Work instructions: For each line in the records that contains "Offer", make a copy.

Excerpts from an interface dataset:
****

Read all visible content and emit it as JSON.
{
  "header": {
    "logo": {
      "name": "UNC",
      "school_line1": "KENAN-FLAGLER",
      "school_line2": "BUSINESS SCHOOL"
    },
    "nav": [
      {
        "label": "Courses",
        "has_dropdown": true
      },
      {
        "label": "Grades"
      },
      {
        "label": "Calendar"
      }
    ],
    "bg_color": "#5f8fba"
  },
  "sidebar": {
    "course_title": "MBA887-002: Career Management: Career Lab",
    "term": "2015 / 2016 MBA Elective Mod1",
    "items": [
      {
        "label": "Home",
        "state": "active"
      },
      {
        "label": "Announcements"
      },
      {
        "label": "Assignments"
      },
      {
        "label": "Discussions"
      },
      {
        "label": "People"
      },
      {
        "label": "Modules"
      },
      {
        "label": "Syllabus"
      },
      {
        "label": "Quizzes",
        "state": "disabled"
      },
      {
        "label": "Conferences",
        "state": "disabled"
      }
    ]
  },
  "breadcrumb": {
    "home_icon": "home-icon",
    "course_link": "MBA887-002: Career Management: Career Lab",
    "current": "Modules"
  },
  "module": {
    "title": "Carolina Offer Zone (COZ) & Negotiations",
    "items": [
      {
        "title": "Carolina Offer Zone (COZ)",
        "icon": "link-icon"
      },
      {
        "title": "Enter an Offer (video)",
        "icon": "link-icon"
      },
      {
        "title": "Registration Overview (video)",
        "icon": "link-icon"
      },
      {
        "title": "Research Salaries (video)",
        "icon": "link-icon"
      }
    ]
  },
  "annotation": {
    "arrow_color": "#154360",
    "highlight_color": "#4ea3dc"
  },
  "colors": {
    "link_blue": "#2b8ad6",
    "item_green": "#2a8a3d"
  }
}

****

Exercise output:
    "title": "Carolina Offer Zone (COZ) & Negotiations",
        "title": "Carolina Offer Zone (COZ)",
        "title": "Enter an Offer (video)",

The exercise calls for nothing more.